* [WORK INSTRUCTIONS]:
Copy each line of the records that holds the string "Disk".

━━━━━━━━━━━━━━━━━━━━

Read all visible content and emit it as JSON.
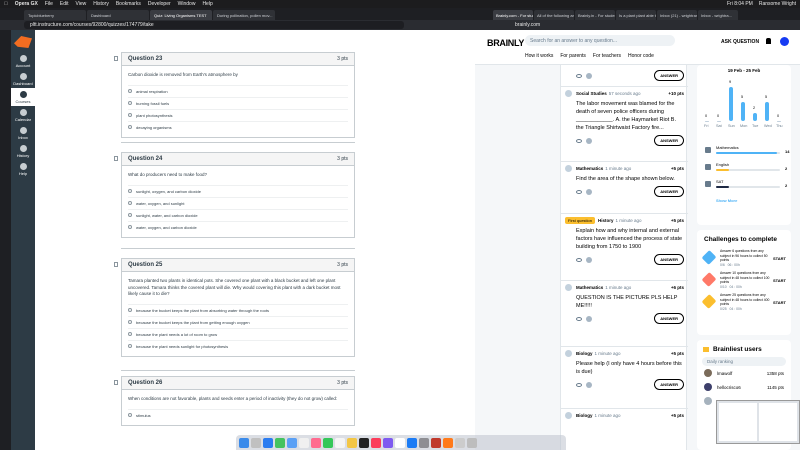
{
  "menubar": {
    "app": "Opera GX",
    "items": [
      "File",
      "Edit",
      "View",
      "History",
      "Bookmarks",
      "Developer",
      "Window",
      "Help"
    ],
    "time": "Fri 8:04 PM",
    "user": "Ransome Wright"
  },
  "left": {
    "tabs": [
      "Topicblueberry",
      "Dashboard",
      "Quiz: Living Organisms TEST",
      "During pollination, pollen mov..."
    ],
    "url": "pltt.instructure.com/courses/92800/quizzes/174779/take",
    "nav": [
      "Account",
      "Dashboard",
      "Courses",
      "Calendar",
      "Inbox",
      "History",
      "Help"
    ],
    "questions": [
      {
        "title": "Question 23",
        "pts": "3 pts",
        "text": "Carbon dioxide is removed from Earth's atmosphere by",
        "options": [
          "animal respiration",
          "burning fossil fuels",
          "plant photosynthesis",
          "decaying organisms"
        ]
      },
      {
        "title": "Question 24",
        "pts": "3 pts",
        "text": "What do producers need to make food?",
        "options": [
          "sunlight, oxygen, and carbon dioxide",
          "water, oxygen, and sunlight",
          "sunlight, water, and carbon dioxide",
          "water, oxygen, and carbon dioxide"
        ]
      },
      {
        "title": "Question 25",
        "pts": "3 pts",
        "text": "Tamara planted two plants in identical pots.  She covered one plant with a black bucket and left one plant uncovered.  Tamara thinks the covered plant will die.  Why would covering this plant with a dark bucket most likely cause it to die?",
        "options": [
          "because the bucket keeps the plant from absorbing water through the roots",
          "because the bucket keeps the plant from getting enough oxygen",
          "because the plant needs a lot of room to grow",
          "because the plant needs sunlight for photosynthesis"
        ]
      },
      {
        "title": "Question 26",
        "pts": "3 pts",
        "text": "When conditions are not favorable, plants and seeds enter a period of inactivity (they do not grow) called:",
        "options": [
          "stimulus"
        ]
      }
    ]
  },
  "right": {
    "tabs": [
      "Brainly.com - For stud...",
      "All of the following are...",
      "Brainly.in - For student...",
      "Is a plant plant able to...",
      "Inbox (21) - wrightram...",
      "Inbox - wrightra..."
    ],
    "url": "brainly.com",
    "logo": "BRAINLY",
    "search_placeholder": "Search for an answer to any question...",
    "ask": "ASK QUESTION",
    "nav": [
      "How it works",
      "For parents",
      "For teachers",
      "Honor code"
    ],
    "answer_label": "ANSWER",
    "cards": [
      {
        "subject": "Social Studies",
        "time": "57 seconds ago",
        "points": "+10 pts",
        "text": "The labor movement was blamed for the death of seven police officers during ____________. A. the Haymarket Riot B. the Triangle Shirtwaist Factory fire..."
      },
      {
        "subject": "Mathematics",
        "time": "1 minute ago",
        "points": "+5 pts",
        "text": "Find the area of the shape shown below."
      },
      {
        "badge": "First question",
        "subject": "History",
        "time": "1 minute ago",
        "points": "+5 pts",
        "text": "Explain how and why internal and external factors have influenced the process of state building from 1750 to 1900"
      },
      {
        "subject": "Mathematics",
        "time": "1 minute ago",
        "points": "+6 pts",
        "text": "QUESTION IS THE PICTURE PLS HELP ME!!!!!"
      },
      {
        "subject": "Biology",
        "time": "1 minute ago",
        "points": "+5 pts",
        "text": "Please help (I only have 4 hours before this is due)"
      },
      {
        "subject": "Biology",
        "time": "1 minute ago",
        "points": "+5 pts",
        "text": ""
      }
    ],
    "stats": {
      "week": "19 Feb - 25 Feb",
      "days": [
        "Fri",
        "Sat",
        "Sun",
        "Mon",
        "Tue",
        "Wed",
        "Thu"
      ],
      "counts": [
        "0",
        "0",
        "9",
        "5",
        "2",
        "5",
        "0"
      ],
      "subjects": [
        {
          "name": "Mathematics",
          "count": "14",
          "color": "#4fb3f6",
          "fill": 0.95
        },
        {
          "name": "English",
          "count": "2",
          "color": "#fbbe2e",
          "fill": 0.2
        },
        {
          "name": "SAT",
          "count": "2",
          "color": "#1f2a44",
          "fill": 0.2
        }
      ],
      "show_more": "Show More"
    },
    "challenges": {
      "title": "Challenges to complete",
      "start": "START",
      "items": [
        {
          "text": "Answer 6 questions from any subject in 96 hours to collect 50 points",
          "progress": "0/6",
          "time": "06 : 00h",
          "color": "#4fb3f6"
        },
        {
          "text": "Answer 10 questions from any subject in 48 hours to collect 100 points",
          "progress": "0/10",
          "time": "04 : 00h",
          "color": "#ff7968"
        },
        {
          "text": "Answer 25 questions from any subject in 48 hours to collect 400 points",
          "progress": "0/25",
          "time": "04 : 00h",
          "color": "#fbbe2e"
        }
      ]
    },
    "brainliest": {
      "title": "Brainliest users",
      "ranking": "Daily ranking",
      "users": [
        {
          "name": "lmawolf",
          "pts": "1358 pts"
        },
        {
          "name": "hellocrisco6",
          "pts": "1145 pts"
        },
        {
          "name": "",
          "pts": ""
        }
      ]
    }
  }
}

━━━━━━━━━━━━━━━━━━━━

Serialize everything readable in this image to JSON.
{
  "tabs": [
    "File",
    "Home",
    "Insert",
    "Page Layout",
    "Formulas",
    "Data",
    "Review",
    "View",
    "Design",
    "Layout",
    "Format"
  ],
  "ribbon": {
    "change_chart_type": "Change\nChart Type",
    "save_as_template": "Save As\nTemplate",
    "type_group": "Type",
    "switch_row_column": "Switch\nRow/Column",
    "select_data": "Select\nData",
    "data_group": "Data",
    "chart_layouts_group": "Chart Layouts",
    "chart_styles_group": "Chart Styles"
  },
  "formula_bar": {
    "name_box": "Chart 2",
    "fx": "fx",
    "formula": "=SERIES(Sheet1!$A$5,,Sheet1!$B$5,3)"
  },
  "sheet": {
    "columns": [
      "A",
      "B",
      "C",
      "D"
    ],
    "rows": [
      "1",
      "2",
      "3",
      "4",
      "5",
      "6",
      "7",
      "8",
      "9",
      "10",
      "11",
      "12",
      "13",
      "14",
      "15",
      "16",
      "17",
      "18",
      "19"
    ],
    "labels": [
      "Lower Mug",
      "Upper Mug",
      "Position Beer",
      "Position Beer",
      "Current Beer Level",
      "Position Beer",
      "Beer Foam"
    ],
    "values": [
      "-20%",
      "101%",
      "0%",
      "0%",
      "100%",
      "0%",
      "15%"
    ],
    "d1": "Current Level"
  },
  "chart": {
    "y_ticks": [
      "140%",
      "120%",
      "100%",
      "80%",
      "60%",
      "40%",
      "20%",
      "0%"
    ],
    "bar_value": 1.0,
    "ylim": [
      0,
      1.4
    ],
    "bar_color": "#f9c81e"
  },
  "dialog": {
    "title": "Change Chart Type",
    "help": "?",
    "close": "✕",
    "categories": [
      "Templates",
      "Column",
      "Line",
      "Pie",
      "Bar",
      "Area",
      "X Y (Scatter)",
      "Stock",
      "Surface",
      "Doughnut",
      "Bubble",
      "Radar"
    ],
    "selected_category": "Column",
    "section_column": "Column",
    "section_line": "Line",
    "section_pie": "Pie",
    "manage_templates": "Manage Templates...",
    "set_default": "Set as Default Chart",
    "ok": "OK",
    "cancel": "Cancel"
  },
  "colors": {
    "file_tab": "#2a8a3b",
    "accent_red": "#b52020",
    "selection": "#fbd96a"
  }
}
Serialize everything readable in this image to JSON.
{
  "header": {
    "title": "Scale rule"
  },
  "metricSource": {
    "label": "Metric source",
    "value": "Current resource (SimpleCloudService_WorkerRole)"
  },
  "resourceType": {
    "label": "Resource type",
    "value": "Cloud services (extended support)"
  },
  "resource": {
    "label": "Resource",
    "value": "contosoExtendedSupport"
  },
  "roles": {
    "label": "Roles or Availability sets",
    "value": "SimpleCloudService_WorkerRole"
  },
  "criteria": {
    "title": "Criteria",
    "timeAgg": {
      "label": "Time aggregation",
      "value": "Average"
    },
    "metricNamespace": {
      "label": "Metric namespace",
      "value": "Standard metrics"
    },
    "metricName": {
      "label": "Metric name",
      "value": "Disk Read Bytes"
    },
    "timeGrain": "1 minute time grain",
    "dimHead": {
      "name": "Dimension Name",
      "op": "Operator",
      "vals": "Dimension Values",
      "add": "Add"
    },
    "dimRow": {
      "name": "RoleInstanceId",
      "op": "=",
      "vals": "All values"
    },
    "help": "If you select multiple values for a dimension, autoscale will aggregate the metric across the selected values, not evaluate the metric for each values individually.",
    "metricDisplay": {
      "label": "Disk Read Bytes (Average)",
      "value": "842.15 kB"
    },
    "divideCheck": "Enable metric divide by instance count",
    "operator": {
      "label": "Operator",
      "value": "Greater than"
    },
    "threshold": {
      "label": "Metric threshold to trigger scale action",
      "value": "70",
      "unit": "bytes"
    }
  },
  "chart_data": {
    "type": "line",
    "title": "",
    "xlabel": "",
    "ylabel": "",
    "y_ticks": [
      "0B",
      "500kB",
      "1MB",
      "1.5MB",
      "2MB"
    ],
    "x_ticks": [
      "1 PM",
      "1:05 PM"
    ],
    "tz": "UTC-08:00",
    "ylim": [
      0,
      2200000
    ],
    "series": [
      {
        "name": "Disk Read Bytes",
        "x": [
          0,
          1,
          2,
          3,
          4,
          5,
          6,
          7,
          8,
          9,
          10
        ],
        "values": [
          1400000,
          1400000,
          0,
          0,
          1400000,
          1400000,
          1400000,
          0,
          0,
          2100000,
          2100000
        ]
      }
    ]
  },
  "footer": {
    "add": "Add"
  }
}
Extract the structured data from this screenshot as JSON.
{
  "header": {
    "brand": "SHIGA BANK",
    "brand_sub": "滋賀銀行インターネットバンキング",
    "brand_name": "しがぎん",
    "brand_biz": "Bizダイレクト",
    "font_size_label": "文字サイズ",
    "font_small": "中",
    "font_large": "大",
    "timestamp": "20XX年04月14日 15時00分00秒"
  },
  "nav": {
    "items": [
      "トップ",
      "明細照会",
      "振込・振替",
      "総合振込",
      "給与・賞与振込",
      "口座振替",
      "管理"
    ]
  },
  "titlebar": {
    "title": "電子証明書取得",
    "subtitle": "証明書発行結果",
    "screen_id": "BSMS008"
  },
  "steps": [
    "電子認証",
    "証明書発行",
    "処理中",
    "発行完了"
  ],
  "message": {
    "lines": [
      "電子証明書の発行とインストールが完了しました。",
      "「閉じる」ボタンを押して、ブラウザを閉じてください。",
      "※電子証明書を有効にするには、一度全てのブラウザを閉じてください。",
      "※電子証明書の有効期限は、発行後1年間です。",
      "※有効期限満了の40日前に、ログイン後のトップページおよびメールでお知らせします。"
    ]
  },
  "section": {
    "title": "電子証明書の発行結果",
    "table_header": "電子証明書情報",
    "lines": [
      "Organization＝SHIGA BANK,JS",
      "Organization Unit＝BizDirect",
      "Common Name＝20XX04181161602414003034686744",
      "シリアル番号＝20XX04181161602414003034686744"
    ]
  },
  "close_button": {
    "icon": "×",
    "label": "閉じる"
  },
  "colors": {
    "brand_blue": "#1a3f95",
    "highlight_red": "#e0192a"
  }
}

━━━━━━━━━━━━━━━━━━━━

* [ANSWER BOX]:
      "value": "Disk Read Bytes"
      "label": "Disk Read Bytes (Average)",
        "name": "Disk Read Bytes",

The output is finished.